What I do know is that as time passes I feel more of a sense of urgency to take some rides while I still can. One of those rides is to a mythical place on the high plains of western Nebraska…a place called Carhenge.
I’ve mapped the route on RidewithGPS. It’s 520 miles one way from Jefferson, so roughly 1,000 miles round trip. That’s a good distance. I could get there and back in a week. It’s all uphill (literally) on the way out, which means it’s all downhill coming home. Roughly half the route is along Nebraska’s Cowboy Trail, another ride that should be on every cyclist’s bucket list. I’ve wanted to ride the Cowboy Trail for some time, but the town at the far end (Valentine) is just not a compelling enough draw. True, there’s a bookstore there I want to visit but that’s not enough in and of itself.
Carhenge, on the other hand, is. I’ve wanted to see this replica of Stonehenge since I first heard about it, but it’s located out in the middle of nowhere and a long way from anywhere. Most people who cross the high plains complain that they’re boring, but that’s because they cross them in a motor vehicle. I can’t help thinking of Robert Pirsig’s quote in “Zen and the Art of Motorcycle Maintenance.” If only they knew what I know.
“In a car you’re always in a compartment, and because you’re used to it you don’t realize that through that car window everything you see is just more TV. You’re a passive observer and it is all moving by you boringly in a frame. On a cycle the frame is gone. You’re completely in contact with it all. You’re in the scene, not just watching it anymore, and the sense of presence is overwhelming.” -Robert M. Pirsig
I’ve cycled not far from here and the sounds, sights, smells and feelings are among my most visceral and real. I find the countryside starkly beautiful in an Edward Hopper -esque way, and while cycling here it occurred to me that Bruce Springsteen knew what he was doing when he named his most genuine album “Nebraska.” This is a place unlike any other. If you don’t believe that, check out the pictures that accompany this article in Bikepacking.

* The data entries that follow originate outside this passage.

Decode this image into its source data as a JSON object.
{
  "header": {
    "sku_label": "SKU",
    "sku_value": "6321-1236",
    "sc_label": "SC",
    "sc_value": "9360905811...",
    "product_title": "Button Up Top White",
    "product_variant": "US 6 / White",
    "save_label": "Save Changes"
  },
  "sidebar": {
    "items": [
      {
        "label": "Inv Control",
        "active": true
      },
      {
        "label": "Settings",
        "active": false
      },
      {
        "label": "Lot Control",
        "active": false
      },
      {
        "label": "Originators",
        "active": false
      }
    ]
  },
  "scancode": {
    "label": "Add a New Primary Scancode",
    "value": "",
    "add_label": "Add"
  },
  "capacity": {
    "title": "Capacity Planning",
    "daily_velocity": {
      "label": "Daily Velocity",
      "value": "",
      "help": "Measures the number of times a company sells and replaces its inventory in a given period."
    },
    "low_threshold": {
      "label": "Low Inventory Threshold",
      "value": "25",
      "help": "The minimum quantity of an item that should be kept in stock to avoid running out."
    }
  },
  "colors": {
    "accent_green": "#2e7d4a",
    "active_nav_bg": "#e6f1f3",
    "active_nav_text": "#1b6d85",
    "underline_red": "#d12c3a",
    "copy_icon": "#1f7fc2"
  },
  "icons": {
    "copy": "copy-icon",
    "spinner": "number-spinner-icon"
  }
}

If you visit the Carhenge website, you’ll learn that the sculpture was intended to be art rather than political commentary, but like the Cadillac Ranch located just west of Amarillo Texas on Interstate 40 it has always struck me as an automotive graveyard. In the grand scheme of things, cars haven’t been around all that long. We tend to inflate their importance and permanence because they’re all we’ve ever known. If we step back and take a broader view of history, it isn’t so hard to imagine a future without them. Arriving here on a bicycle would be, I think, deliciously ironic.
I could do this trip on my Fargo or even my Rove, but I’m starting to think long and hard about getting a Salsa Cutthroat frameset and building a bike around it. I’m not getting any younger and I’m willing to grudgingly admit that although steel may be real, carbon fiber is the better material for bicycle frames and forks that are going to carry the rider over very long distances. That said, I don’t like the gearing on the fully built Cutthroats. I understand that they’re designed for climbing the steep grades of the Great Divide Mountain Bike Route under heavy loads. As appealing as that is in the abstract, it’s not where I’m going to do most of my riding at this point in my life. After surviving encounters with moose, bobcats and rattlesnakes on previous rides, I don’t really feel the need to be up close and personal with Grizzly bears and big cats.
If I do this, the plan is to travel lightly and stay at some of the old 1950s roadside motor courts that are so common across the Great Plains. I’d refuel at local dives with virtually no Yelp reviews. I’ve had good luck with these places on previous Great Plains passages. I’d bring my 35 mm camera and some clothes to deal with changing weather conditions. That’s about it.
Now that I’ve publicly stated my desire to do this, it’s just a matter of time until I do. I can’t explain why, but that’s just how it works with me. If you’re heading out this weekend, ride safely and have fun! Until next time…